He lumbered down the street, not noticing the cars speeding by him, not quite feeling the way his feet pressed into the asphalt, soft after a ninety degree morning. He didn’t notice the yellow dashes vanishing between his steps every so often until a mile had passed, then another. He didn’t see the traffic rushing so close to his body, or hear the drivers honking their horns or cursing out windows as they went by. All he saw was his hand, the one that had broken her, and where the ring used to fit on the second knuckle of his little finger. A gift she’d given him, and he’d lost it. Like a damn fool, he’d lost it.

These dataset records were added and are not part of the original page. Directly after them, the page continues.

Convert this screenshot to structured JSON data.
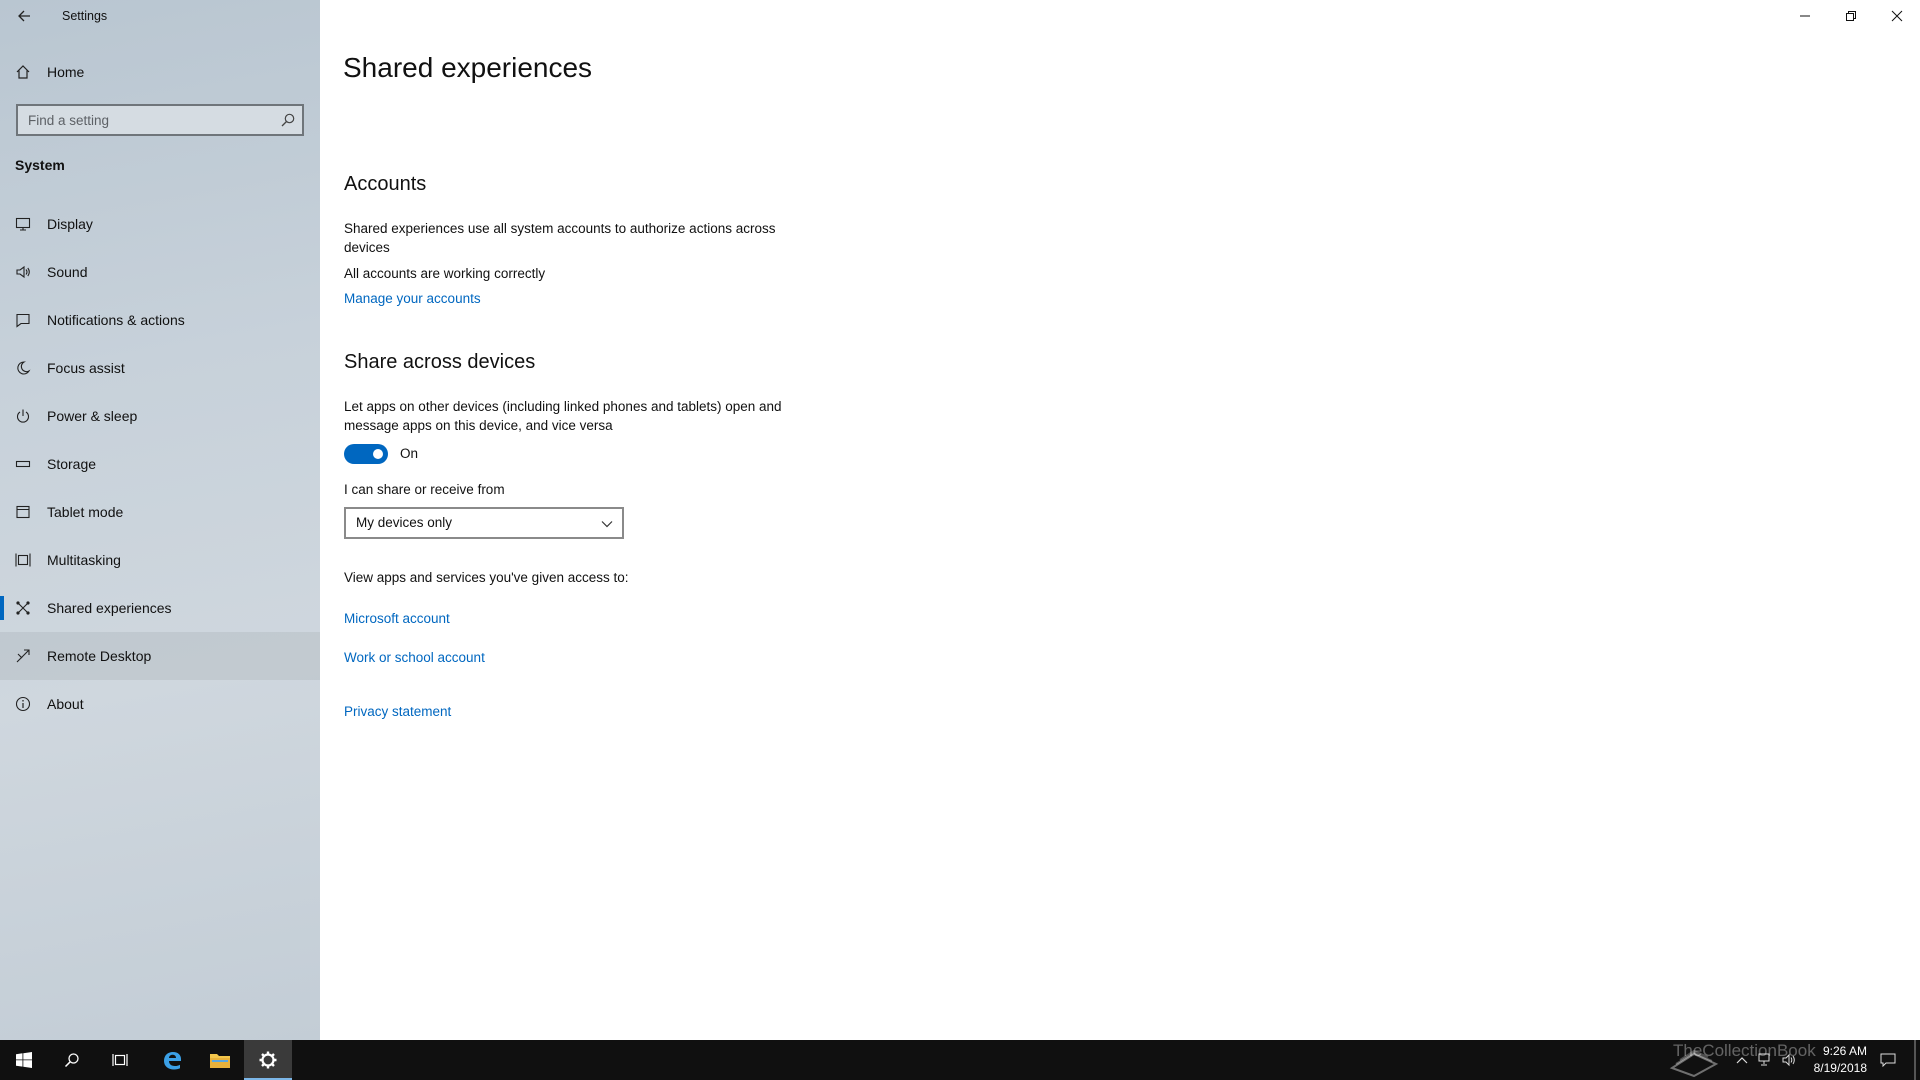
{
  "window": {
    "app_title": "Settings"
  },
  "sidebar": {
    "home_label": "Home",
    "search_placeholder": "Find a setting",
    "section_label": "System",
    "items": [
      {
        "label": "Display",
        "icon": "display-icon"
      },
      {
        "label": "Sound",
        "icon": "speaker-icon"
      },
      {
        "label": "Notifications & actions",
        "icon": "notification-icon"
      },
      {
        "label": "Focus assist",
        "icon": "moon-icon"
      },
      {
        "label": "Power & sleep",
        "icon": "power-icon"
      },
      {
        "label": "Storage",
        "icon": "storage-icon"
      },
      {
        "label": "Tablet mode",
        "icon": "tablet-icon"
      },
      {
        "label": "Multitasking",
        "icon": "multitasking-icon"
      },
      {
        "label": "Shared experiences",
        "icon": "shared-icon",
        "selected": true
      },
      {
        "label": "Remote Desktop",
        "icon": "remote-icon",
        "hover": true
      },
      {
        "label": "About",
        "icon": "info-icon"
      }
    ]
  },
  "main": {
    "page_title": "Shared experiences",
    "accounts": {
      "heading": "Accounts",
      "description": "Shared experiences use all system accounts to authorize actions across devices",
      "status": "All accounts are working correctly",
      "manage_link": "Manage your accounts"
    },
    "share": {
      "heading": "Share across devices",
      "description": "Let apps on other devices (including linked phones and tablets) open and message apps on this device, and vice versa",
      "toggle_state": "On",
      "toggle_on": true,
      "dropdown_label": "I can share or receive from",
      "dropdown_value": "My devices only",
      "access_label": "View apps and services you've given access to:",
      "links": [
        "Microsoft account",
        "Work or school account"
      ],
      "privacy_link": "Privacy statement"
    }
  },
  "taskbar": {
    "time": "9:26 AM",
    "date": "8/19/2018",
    "watermark": "TheCollectionBook",
    "apps": [
      "start-icon",
      "search-icon",
      "task-view-icon",
      "edge-icon",
      "file-explorer-icon",
      "settings-gear-icon"
    ]
  },
  "colors": {
    "accent": "#0067c0",
    "taskbar": "#101010"
  }
}
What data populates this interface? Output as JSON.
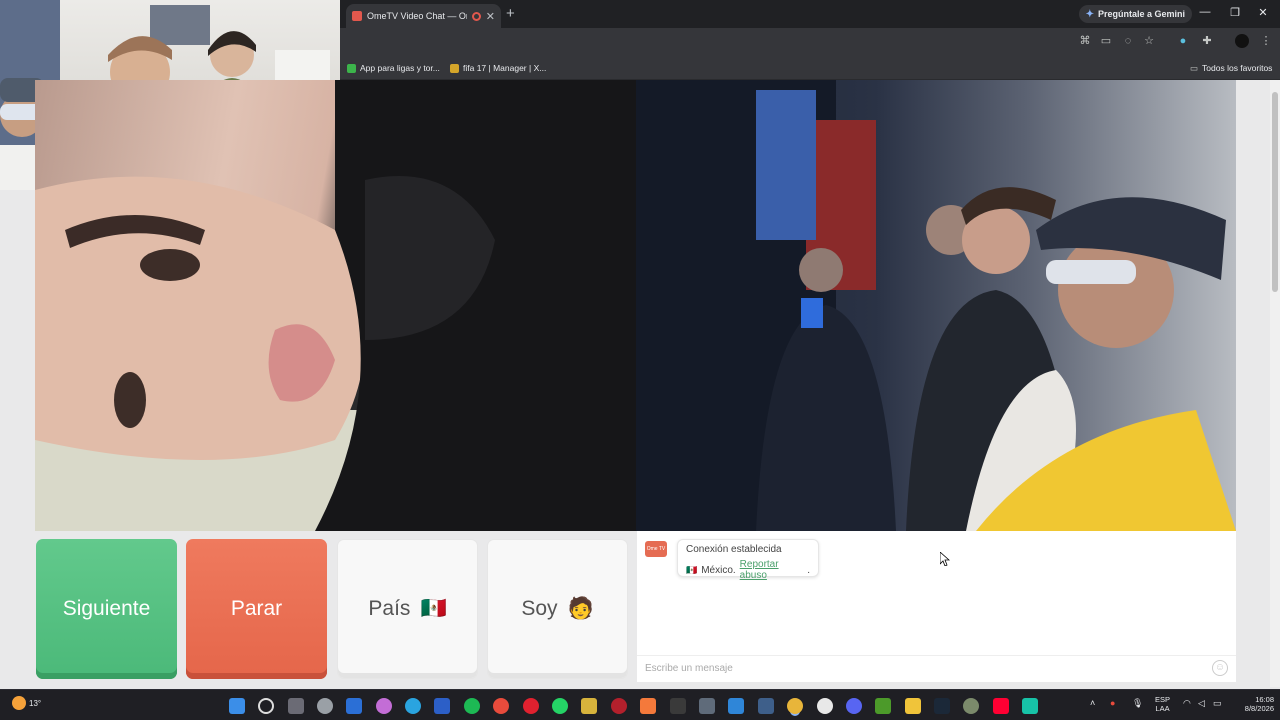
{
  "browser": {
    "tab_title": "OmeTV Video Chat — Omegle",
    "new_tab": "+",
    "gemini_label": "Pregúntale a Gemini",
    "bookmarks": [
      {
        "label": "App para ligas y tor..."
      },
      {
        "label": "fifa 17 | Manager | X..."
      }
    ],
    "bookmarks_folder": "Todos los favoritos"
  },
  "controls": {
    "next_label": "Siguiente",
    "stop_label": "Parar",
    "country_label": "País",
    "iam_label": "Soy",
    "country_flag": "🇲🇽",
    "iam_emoji": "🧑"
  },
  "chat": {
    "logo_text": "Ome TV",
    "status": "Conexión establecida",
    "country": "México.",
    "report_link": "Reportar abuso",
    "report_suffix": ".",
    "placeholder": "Escribe un mensaje"
  },
  "taskbar": {
    "weather": "13°",
    "lang_line1": "ESP",
    "lang_line2": "LAA",
    "time": "16:08",
    "date": "8/8/2026"
  },
  "colors": {
    "next": "#4bb979",
    "stop": "#e5664a",
    "link": "#4aa06b",
    "browser_dark": "#202124"
  }
}
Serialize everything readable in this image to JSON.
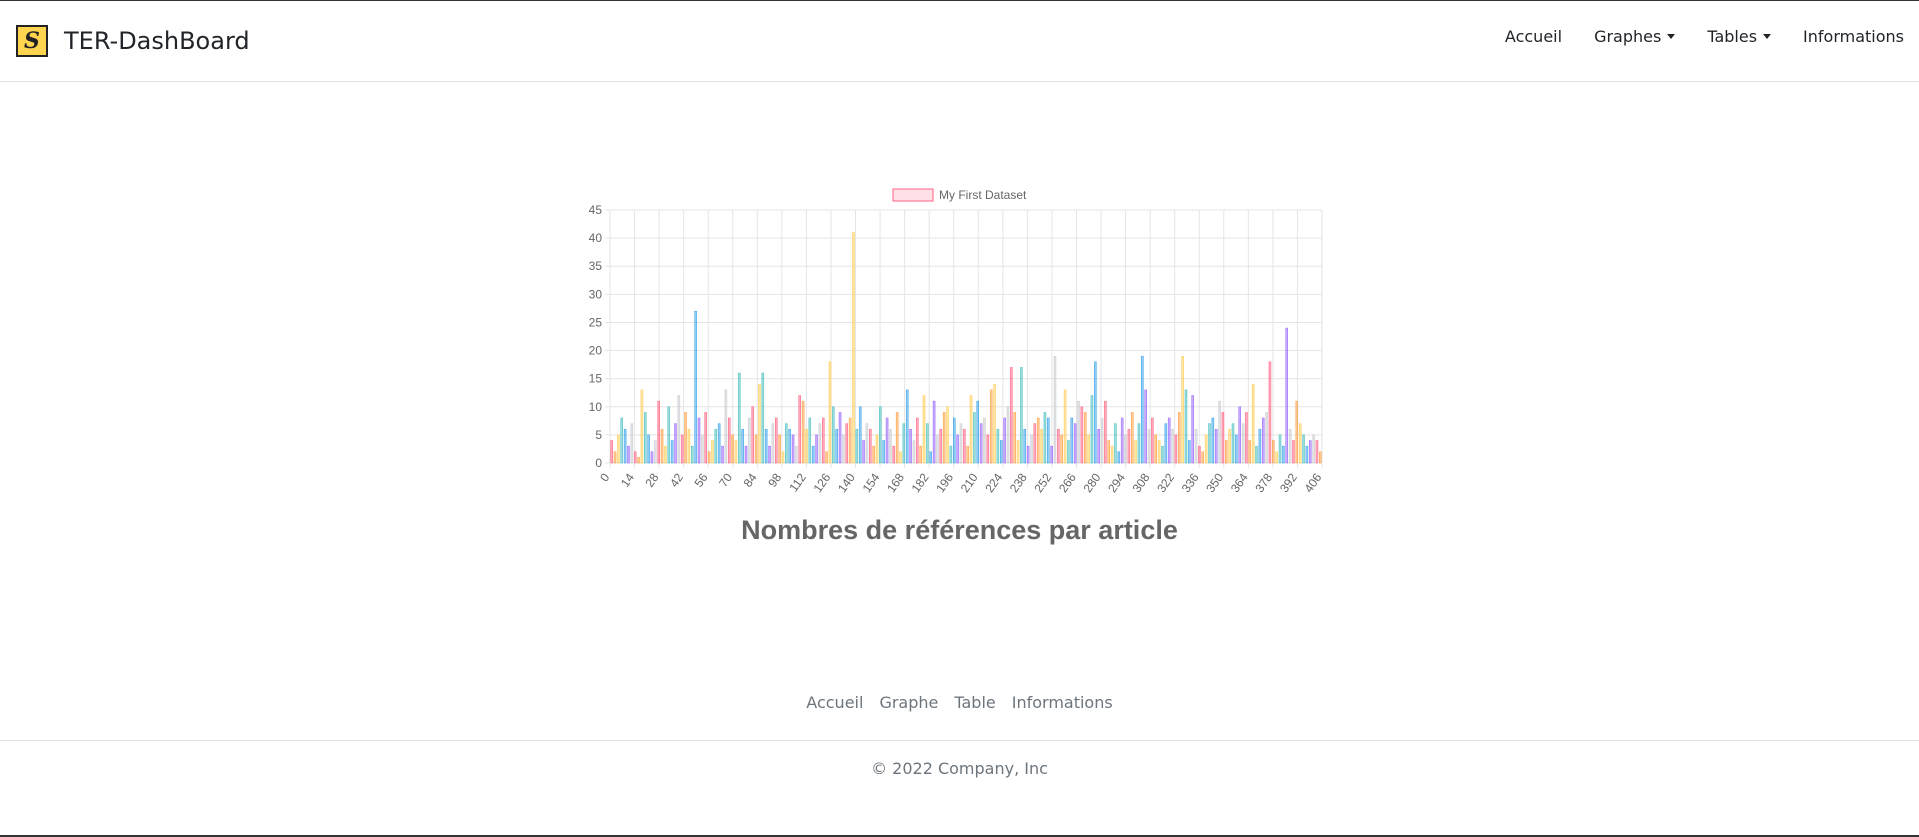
{
  "navbar": {
    "brand_letter": "S",
    "brand_name": "TER-DashBoard",
    "items": [
      {
        "label": "Accueil",
        "dropdown": false
      },
      {
        "label": "Graphes",
        "dropdown": true
      },
      {
        "label": "Tables",
        "dropdown": true
      },
      {
        "label": "Informations",
        "dropdown": false
      }
    ]
  },
  "chart_data": {
    "type": "bar",
    "series": [
      {
        "name": "My First Dataset",
        "color": "#ff6384",
        "fill": "#ffe0e6"
      }
    ],
    "legend_position": "top",
    "ylim": [
      0,
      45
    ],
    "y_ticks": [
      0,
      5,
      10,
      15,
      20,
      25,
      30,
      35,
      40,
      45
    ],
    "x_range": [
      0,
      406
    ],
    "x_tick_labels": [
      "0",
      "14",
      "28",
      "42",
      "56",
      "70",
      "84",
      "98",
      "112",
      "126",
      "140",
      "154",
      "168",
      "182",
      "196",
      "210",
      "224",
      "238",
      "252",
      "266",
      "280",
      "294",
      "308",
      "322",
      "336",
      "350",
      "364",
      "378",
      "392",
      "406"
    ],
    "grid": true,
    "bar_colors": [
      "#ff6384",
      "#ff9f40",
      "#ffcd56",
      "#4bc0c0",
      "#36a2eb",
      "#9966ff",
      "#c9cbcf"
    ],
    "values": [
      4,
      2,
      5,
      8,
      6,
      3,
      7,
      2,
      1,
      13,
      9,
      5,
      2,
      4,
      11,
      6,
      3,
      10,
      4,
      7,
      12,
      5,
      9,
      6,
      3,
      27,
      8,
      5,
      9,
      2,
      4,
      6,
      7,
      3,
      13,
      8,
      5,
      4,
      16,
      6,
      3,
      8,
      10,
      5,
      14,
      16,
      6,
      3,
      7,
      8,
      5,
      2,
      7,
      6,
      5,
      3,
      12,
      11,
      6,
      8,
      3,
      5,
      7,
      8,
      2,
      18,
      10,
      6,
      9,
      5,
      7,
      8,
      41,
      6,
      10,
      4,
      7,
      6,
      3,
      5,
      10,
      4,
      8,
      6,
      3,
      9,
      2,
      7,
      13,
      6,
      4,
      8,
      3,
      12,
      7,
      2,
      11,
      5,
      6,
      9,
      10,
      3,
      8,
      5,
      7,
      6,
      3,
      12,
      9,
      11,
      7,
      8,
      5,
      13,
      14,
      6,
      4,
      8,
      10,
      17,
      9,
      4,
      17,
      6,
      3,
      5,
      7,
      8,
      6,
      9,
      8,
      3,
      19,
      6,
      5,
      13,
      4,
      8,
      7,
      11,
      10,
      9,
      5,
      12,
      18,
      6,
      8,
      11,
      4,
      3,
      7,
      2,
      8,
      5,
      6,
      9,
      4,
      7,
      19,
      13,
      6,
      8,
      5,
      4,
      3,
      7,
      8,
      6,
      5,
      9,
      19,
      13,
      4,
      12,
      6,
      3,
      2,
      5,
      7,
      8,
      6,
      11,
      9,
      4,
      6,
      7,
      5,
      10,
      7,
      9,
      4,
      14,
      3,
      6,
      8,
      9,
      18,
      4,
      2,
      5,
      3,
      24,
      6,
      4,
      11,
      7,
      5,
      3,
      4,
      5,
      4,
      2
    ]
  },
  "chart_title": "Nombres de références par article",
  "footer": {
    "links": [
      "Accueil",
      "Graphe",
      "Table",
      "Informations"
    ],
    "copyright": "© 2022 Company, Inc"
  }
}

Franklin didn’t think anyone was watching, really. Surprising, if only for the fact that he’d left his clothes scattered on the pavement behind him, leaving a trail that led to a lost soul, someone who didn’t matter anymore.
But they did see him, someone did. The trucker saw him as he looked up from the radio, a figure growing dangerously large between the bottom of his windshield and the crack in the glass about midway up. The driver saw this unknown, naked man as he tried to slow the vehicle, the screeching and tearing of rubber sounding like the combat of animals, until for a moment time stood still, and he was looking at a man with clear eyes, blue fading to green, holding his arms out at his sides. He’d stopped walking and just stood there as the truck collided into him and through him and stopped some distance beyond him. But the driver would always remember the words that mouth had formed right before it disappeared. He never told anyone. How could you have seen that, they’d ask. Be he knew what he saw. Right before the man in the road became a man no more, he’d looked right at him, and his mouth had formed words.
Thank you, he’d said.